I haven’t read much by Australian writers, so when I noticed that Jane Harper seemed popular, I thought I’d give her a try. The Survivors is set in Tasmania, and I am attracted to books set on islands.
Kieran Elliott hasn’t returned to his small home town for 12 years, not since the storm. But his father has Alzheimer’s and his mother is trying to move them, so he has brought his partner Mia and their baby daughter back to the beach town in Tasmania to help with the move.
It is late in the season, and most of the summer people have gone home. One of Kieran’s high school friends, Olivia, has had a house mate for the summer, Bronte, and Olivia is glad that Bronte will soon be leaving, because there has been friction. Bronte has been working late at the local bar and restaurant, and after Kieran was there late with his friends, Bronte is found dead on the beach.
The storm years ago has been an elephant in the room, but it’s not until about page 75 that we find out Kieran had been in some sea caves that day and came out too late for the storm rise. His older brother Finn and Finn’s partner lost their lives in the storm trying to rescue Kieran. Some townspeople blame him for their deaths, including his own father.
Although this incident would appear to have nothing to do with Bronte’s death, we don’t learn until about page 120, as if it’s not important, that a girl disappeared on the day of the storm, Gabby, Olivia’s 14-year-old sister. When her backpack appeared in the surf, the police assumed she had drowned in the unprecedented storm surge.
Of course, Bronte’s death is related to Gabby’s disappearance.
I found a few things about the novel a little irritating. One is slight—that Harper remarks on the physical fitness of practically every male character. Maybe this is an Australian thing or maybe it’s supposed to reflect Kieran’s profession as a physiotherapist, but it seemed silly and unnecessary. Then there is a continuity problem—if Kieran’s rescuers died, how did he get rescued? There is no explanation of that. It also bothered me that Harper took so long to tell us what happened during the storm, as that delay didn’t seem to serve a purpose, and even more so that Gabby’s disappearance was treated like an afterthought.
Things get going slowly, but they seemed to be building to a satisfying and exciting conclusion, but no. Without giving away the ending, let me just say that the promised thriller ending sort of fizzles out.

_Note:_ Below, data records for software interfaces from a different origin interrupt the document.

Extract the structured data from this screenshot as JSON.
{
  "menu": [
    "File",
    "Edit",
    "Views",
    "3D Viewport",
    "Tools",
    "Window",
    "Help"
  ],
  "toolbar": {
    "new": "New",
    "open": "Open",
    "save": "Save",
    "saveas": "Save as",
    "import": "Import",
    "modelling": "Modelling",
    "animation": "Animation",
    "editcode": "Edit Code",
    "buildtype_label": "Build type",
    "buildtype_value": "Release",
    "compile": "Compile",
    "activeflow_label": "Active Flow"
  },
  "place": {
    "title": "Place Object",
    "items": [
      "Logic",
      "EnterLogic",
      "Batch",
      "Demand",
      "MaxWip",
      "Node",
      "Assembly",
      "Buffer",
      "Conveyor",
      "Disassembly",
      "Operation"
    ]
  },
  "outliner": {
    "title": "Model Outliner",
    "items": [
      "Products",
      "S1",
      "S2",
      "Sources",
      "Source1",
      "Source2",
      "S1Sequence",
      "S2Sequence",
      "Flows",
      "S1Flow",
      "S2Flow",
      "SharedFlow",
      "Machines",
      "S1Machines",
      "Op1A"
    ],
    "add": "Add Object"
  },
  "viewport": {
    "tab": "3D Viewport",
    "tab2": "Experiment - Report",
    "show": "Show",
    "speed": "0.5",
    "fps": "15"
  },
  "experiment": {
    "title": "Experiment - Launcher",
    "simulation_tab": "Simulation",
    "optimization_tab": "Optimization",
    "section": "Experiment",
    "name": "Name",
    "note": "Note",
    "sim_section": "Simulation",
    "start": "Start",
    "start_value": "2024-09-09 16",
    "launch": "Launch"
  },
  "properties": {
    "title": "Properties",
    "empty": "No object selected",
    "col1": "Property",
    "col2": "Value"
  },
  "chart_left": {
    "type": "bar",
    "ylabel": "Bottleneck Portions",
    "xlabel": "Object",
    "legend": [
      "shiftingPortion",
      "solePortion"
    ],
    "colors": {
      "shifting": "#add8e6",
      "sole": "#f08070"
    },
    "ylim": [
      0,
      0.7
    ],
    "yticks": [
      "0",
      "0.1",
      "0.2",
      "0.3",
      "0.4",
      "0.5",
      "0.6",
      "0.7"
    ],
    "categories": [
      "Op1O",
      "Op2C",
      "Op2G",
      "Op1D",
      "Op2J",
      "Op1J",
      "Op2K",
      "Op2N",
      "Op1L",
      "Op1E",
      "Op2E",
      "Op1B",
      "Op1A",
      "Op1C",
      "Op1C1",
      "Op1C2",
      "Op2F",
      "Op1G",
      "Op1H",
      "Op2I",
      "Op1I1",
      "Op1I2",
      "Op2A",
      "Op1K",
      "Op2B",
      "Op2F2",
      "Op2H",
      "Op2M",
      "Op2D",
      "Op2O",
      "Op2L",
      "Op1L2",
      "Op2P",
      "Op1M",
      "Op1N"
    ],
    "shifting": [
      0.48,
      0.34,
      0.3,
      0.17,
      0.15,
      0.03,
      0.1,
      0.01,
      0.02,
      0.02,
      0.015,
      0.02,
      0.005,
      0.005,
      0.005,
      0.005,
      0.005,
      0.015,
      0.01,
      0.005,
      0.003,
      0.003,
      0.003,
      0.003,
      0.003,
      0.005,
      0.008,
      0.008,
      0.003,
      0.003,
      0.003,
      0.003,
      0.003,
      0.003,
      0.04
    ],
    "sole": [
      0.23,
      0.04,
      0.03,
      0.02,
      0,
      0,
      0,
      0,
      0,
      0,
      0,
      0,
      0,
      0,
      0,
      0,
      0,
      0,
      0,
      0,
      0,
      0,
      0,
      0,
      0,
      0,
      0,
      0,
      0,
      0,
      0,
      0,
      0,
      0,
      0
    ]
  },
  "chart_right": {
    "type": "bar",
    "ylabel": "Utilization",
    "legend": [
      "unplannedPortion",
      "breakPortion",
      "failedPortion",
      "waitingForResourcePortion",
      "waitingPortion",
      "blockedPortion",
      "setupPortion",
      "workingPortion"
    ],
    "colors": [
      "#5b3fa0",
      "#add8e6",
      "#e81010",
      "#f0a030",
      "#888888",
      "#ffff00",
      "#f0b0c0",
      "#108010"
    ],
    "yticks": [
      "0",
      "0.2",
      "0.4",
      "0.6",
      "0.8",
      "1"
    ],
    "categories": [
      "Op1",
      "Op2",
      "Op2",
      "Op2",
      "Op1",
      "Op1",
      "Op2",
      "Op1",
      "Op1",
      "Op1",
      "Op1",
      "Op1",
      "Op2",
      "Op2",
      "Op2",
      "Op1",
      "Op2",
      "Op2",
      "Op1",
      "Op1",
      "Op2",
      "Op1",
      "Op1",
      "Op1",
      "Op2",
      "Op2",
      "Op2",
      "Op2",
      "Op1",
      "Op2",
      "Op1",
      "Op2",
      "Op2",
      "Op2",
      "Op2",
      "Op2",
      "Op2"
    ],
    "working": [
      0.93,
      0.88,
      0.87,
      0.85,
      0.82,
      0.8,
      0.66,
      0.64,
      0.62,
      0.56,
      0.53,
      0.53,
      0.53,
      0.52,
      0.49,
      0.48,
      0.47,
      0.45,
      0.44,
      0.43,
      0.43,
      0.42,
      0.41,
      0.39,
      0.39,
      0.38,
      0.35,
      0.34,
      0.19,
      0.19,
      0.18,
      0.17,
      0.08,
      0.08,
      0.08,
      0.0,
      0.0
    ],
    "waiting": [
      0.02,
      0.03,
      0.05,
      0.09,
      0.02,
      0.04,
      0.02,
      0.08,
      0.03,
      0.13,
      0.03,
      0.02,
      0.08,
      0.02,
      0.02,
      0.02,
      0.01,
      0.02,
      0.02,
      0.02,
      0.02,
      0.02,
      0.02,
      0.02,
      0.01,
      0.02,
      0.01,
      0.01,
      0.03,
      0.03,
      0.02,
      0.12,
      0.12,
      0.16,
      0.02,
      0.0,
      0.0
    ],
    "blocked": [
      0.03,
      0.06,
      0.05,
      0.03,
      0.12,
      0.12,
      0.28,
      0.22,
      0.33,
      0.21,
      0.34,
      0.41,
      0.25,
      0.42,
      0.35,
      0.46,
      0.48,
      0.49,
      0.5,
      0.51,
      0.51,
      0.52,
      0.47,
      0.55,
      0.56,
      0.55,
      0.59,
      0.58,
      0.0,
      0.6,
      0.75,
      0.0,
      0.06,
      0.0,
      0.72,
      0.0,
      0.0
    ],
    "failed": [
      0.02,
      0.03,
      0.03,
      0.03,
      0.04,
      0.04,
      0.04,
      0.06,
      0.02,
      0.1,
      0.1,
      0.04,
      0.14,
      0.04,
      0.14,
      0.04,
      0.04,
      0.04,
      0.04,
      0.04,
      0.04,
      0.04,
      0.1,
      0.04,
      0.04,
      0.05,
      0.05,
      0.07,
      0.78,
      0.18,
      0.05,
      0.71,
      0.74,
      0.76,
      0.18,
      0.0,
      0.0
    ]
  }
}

That being said, there are some interesting developments at the end of the novel, causing it to improve considerably.
I don’t mean to give this novel a bad review. It was interesting enough to keep me engaged; there are just ways in which it doesn’t quite deliver.
Big Little Lies